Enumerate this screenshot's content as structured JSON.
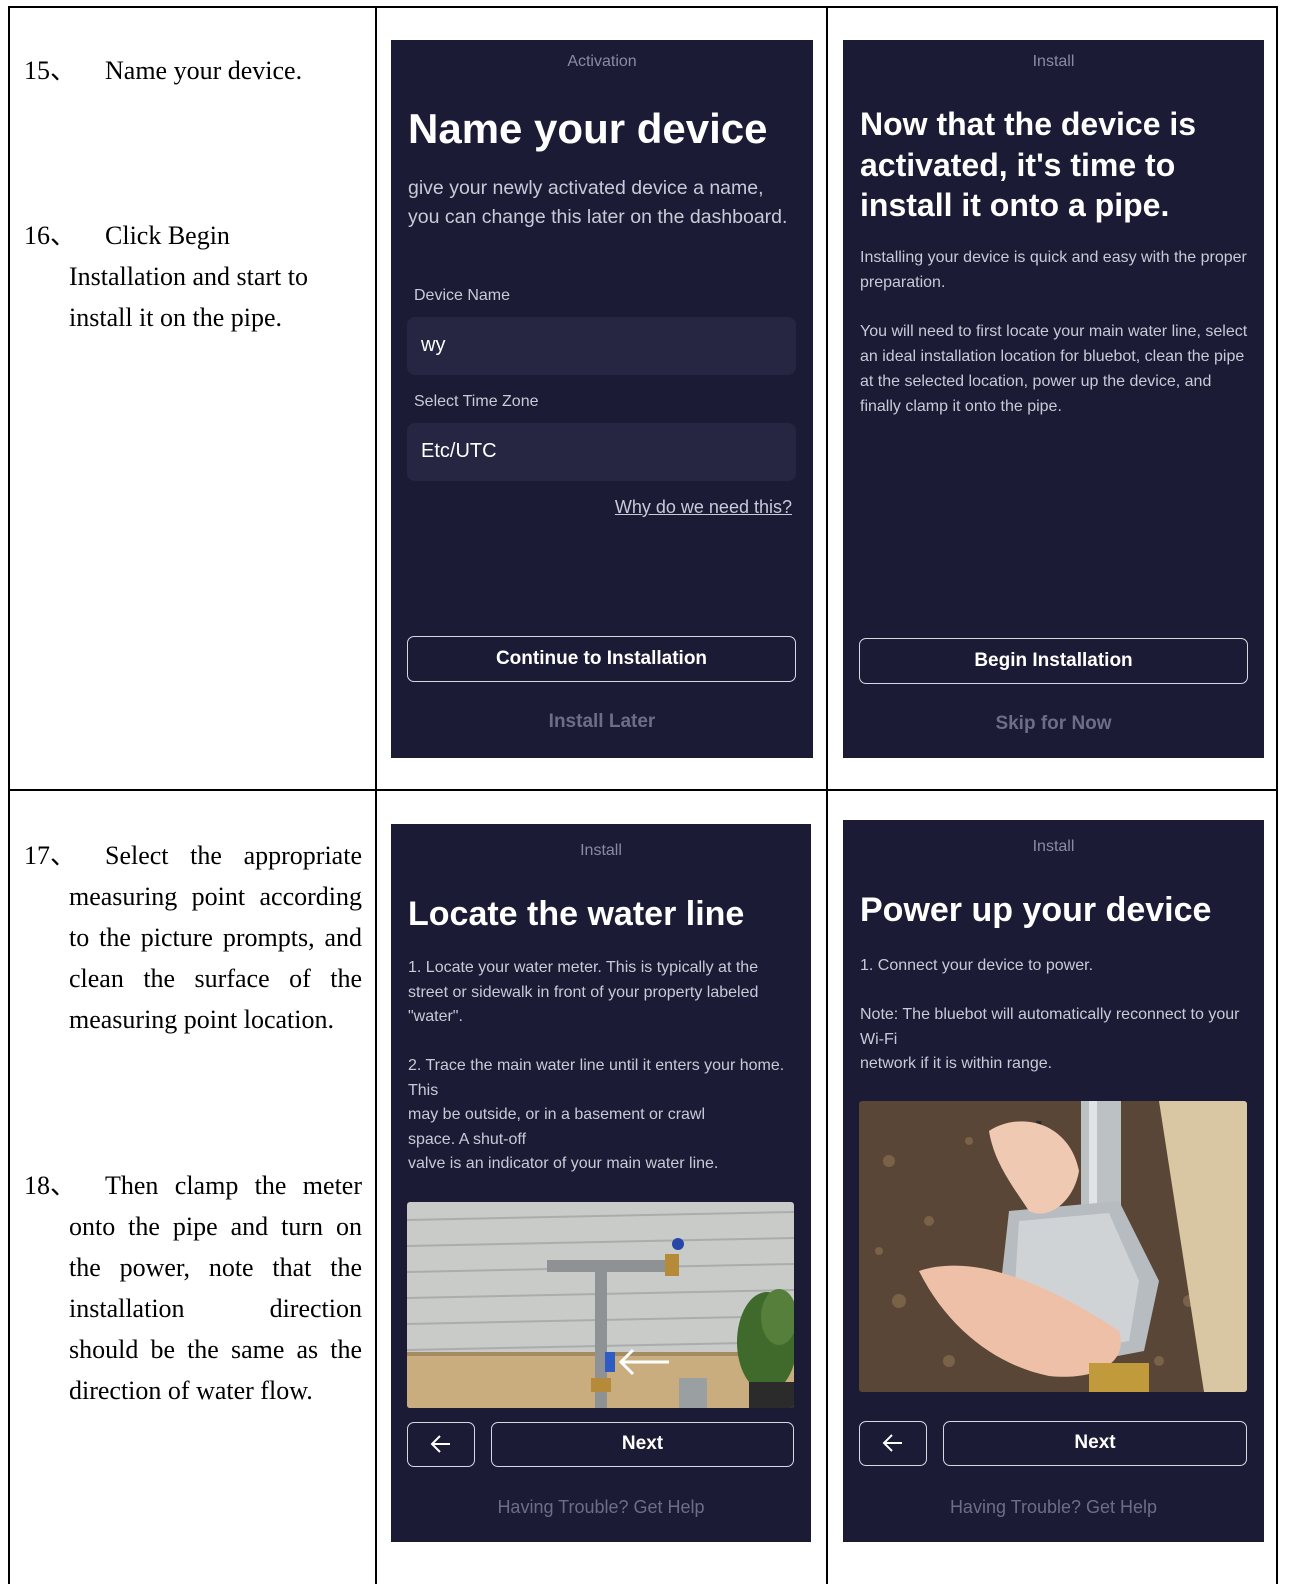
{
  "steps": {
    "s15": {
      "num": "15、",
      "text": "Name your device."
    },
    "s16": {
      "num": "16、",
      "first": "Click Begin",
      "line2": "Installation and start to",
      "line3": "install it on the pipe."
    },
    "s17": {
      "num": "17、",
      "first": "Select the appropriate",
      "line2": "measuring point according",
      "line3": "to the picture prompts, and",
      "line4": "clean the surface of the",
      "line5": "measuring point location."
    },
    "s18": {
      "num": "18、",
      "first": "Then clamp the meter",
      "line2": "onto the pipe and turn on",
      "line3": "the power, note that the",
      "line4": "installation direction",
      "line5": "should be the same as the",
      "line6": "direction of water flow."
    }
  },
  "screen_activation": {
    "header": "Activation",
    "title": "Name your device",
    "description": "give your newly activated device a name, you can change this later on the dashboard.",
    "device_name_label": "Device Name",
    "device_name_value": "wy",
    "timezone_label": "Select Time Zone",
    "timezone_value": "Etc/UTC",
    "why_link": "Why do we need this?",
    "continue_button": "Continue to Installation",
    "later_button": "Install Later"
  },
  "screen_install_intro": {
    "header": "Install",
    "title": "Now that the device is activated, it's time to install it onto a pipe.",
    "para1": "Installing your device is quick and easy with the proper preparation.",
    "para2": "You will need to first locate your main water line, select an ideal installation location for bluebot, clean the pipe at the selected location, power up the device, and finally clamp it onto the pipe.",
    "begin_button": "Begin Installation",
    "skip_button": "Skip for Now"
  },
  "screen_locate": {
    "header": "Install",
    "title": "Locate the water line",
    "para1": "1. Locate your water meter. This is typically at the street or sidewalk in front of your property labeled \"water\".",
    "para2a": "2. Trace the main water line until it enters your home. This",
    "para2b": "may be outside, or in a basement or crawl space. A shut-off",
    "para2c": "valve is an indicator of your main water line.",
    "next_button": "Next",
    "help_link": "Having Trouble? Get Help",
    "back_icon": "arrow-left-icon"
  },
  "screen_power": {
    "header": "Install",
    "title": "Power up your device",
    "para1": "1. Connect your device to power.",
    "para2a": "Note: The bluebot will automatically reconnect to your Wi-Fi",
    "para2b": "network if it is within range.",
    "next_button": "Next",
    "help_link": "Having Trouble? Get Help",
    "back_icon": "arrow-left-icon"
  },
  "colors": {
    "screen_bg": "#1b1b35",
    "field_bg": "#262642",
    "muted": "#6d6d88"
  }
}
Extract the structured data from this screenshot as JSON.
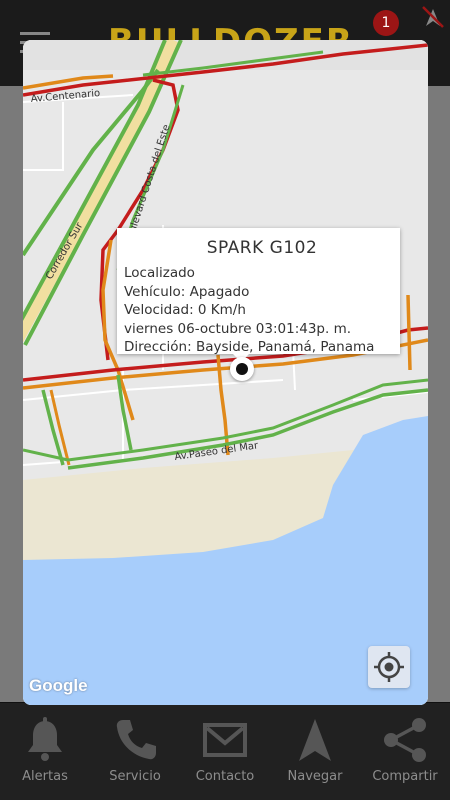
{
  "header": {
    "brand": "BULLDOZER",
    "notification_count": "1"
  },
  "popup": {
    "title": "SPARK G102",
    "lines": [
      "Localizado",
      "Vehículo: Apagado",
      "Velocidad: 0 Km/h",
      "viernes 06-octubre 03:01:43p. m.",
      "Dirección: Bayside, Panamá, Panama"
    ]
  },
  "map": {
    "roads": {
      "centenario": "Av.Centenario",
      "corredor": "Corredor Sur",
      "boulevard": "Boulevard Costa del Este",
      "paseo": "Av.Paseo del Mar"
    },
    "attribution": "Google",
    "colors": {
      "traffic_green": "#62b24a",
      "traffic_orange": "#e0891a",
      "traffic_red": "#c41c1c",
      "water": "#a7cdfb",
      "land": "#e8e8e8"
    }
  },
  "nav": {
    "items": [
      {
        "label": "Alertas",
        "icon": "bell-icon"
      },
      {
        "label": "Servicio",
        "icon": "phone-icon"
      },
      {
        "label": "Contacto",
        "icon": "mail-icon"
      },
      {
        "label": "Navegar",
        "icon": "navigate-icon"
      },
      {
        "label": "Compartir",
        "icon": "share-icon"
      }
    ]
  }
}
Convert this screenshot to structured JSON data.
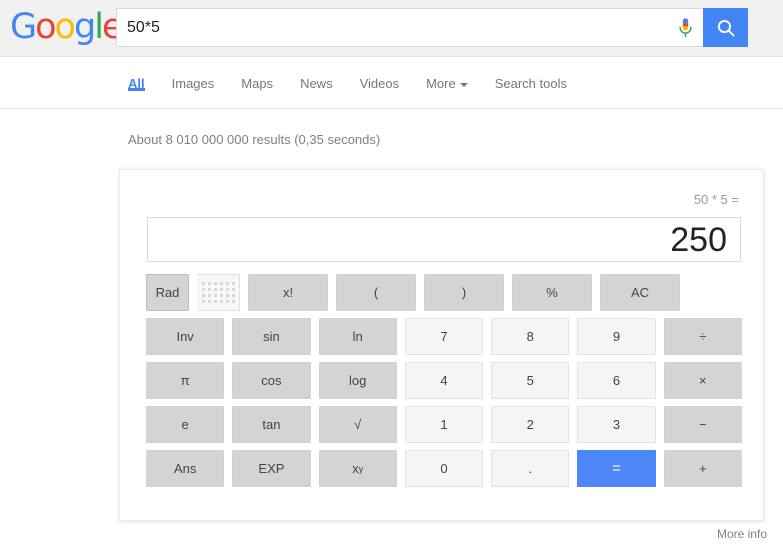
{
  "header": {
    "logo": {
      "letters": [
        {
          "char": "G",
          "color": "#4285F4"
        },
        {
          "char": "o",
          "color": "#EA4335"
        },
        {
          "char": "o",
          "color": "#FBBC05"
        },
        {
          "char": "g",
          "color": "#4285F4"
        },
        {
          "char": "l",
          "color": "#34A853"
        },
        {
          "char": "e",
          "color": "#EA4335"
        }
      ],
      "text": "Google"
    },
    "search": {
      "value": "50*5",
      "placeholder": "",
      "mic_icon": "microphone-icon",
      "search_icon": "search-icon",
      "button_color": "#4285F4"
    }
  },
  "nav": {
    "items": [
      {
        "label": "All",
        "active": true
      },
      {
        "label": "Images",
        "active": false
      },
      {
        "label": "Maps",
        "active": false
      },
      {
        "label": "News",
        "active": false
      },
      {
        "label": "Videos",
        "active": false
      },
      {
        "label": "More",
        "active": false,
        "has_caret": true
      },
      {
        "label": "Search tools",
        "active": false
      }
    ],
    "active_color": "#4285F4"
  },
  "results": {
    "stats": "About 8 010 000 000 results (0,35 seconds)"
  },
  "calculator": {
    "expression": "50 * 5 =",
    "result": "250",
    "equals_color": "#4d86f7",
    "rows": [
      [
        {
          "label": "Rad",
          "type": "toggle-on"
        },
        {
          "label": "",
          "type": "toggle-off",
          "icon": "dot-grid-icon"
        },
        {
          "label": "x!",
          "type": "fn"
        },
        {
          "label": "(",
          "type": "fn"
        },
        {
          "label": ")",
          "type": "fn"
        },
        {
          "label": "%",
          "type": "fn"
        },
        {
          "label": "AC",
          "type": "fn"
        }
      ],
      [
        {
          "label": "Inv",
          "type": "fn"
        },
        {
          "label": "sin",
          "type": "fn"
        },
        {
          "label": "ln",
          "type": "fn"
        },
        {
          "label": "7",
          "type": "num"
        },
        {
          "label": "8",
          "type": "num"
        },
        {
          "label": "9",
          "type": "num"
        },
        {
          "label": "÷",
          "type": "fn"
        }
      ],
      [
        {
          "label": "π",
          "type": "fn"
        },
        {
          "label": "cos",
          "type": "fn"
        },
        {
          "label": "log",
          "type": "fn"
        },
        {
          "label": "4",
          "type": "num"
        },
        {
          "label": "5",
          "type": "num"
        },
        {
          "label": "6",
          "type": "num"
        },
        {
          "label": "×",
          "type": "fn"
        }
      ],
      [
        {
          "label": "e",
          "type": "fn"
        },
        {
          "label": "tan",
          "type": "fn"
        },
        {
          "label": "√",
          "type": "fn"
        },
        {
          "label": "1",
          "type": "num"
        },
        {
          "label": "2",
          "type": "num"
        },
        {
          "label": "3",
          "type": "num"
        },
        {
          "label": "−",
          "type": "fn"
        }
      ],
      [
        {
          "label": "Ans",
          "type": "fn"
        },
        {
          "label": "EXP",
          "type": "fn"
        },
        {
          "label": "x",
          "sup": "y",
          "type": "fn"
        },
        {
          "label": "0",
          "type": "num"
        },
        {
          "label": ".",
          "type": "num"
        },
        {
          "label": "=",
          "type": "eq"
        },
        {
          "label": "+",
          "type": "fn"
        }
      ]
    ]
  },
  "footer": {
    "more_info": "More info"
  }
}
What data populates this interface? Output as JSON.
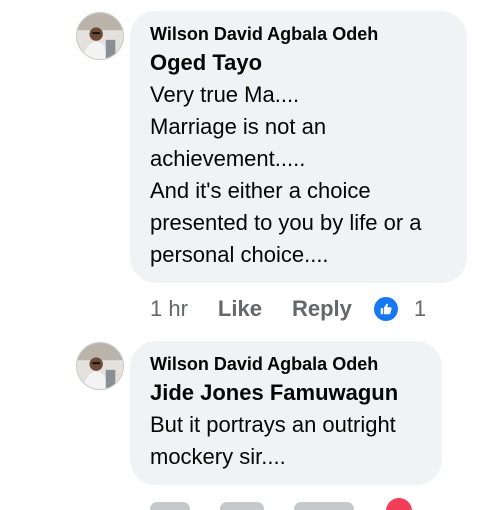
{
  "comments": [
    {
      "author": "Wilson David Agbala Odeh",
      "mention": "Oged Tayo",
      "lines": [
        "Very true Ma....",
        "Marriage is not an",
        "achievement.....",
        "And it's either a choice",
        "presented to you by life or a",
        "personal choice...."
      ],
      "time": "1 hr",
      "like_label": "Like",
      "reply_label": "Reply",
      "reaction_count": "1",
      "reaction_icon": "thumbs-up-icon",
      "reaction_color": "#1877f2"
    },
    {
      "author": "Wilson David Agbala Odeh",
      "mention": "Jide Jones Famuwagun",
      "lines": [
        "But it portrays an outright",
        "mockery sir...."
      ]
    }
  ],
  "colors": {
    "bubble": "#f0f2f5",
    "meta_text": "#65676b",
    "text": "#050505",
    "heart": "#f33e58"
  }
}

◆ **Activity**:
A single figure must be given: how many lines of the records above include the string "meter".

◆ **Expected output**:
2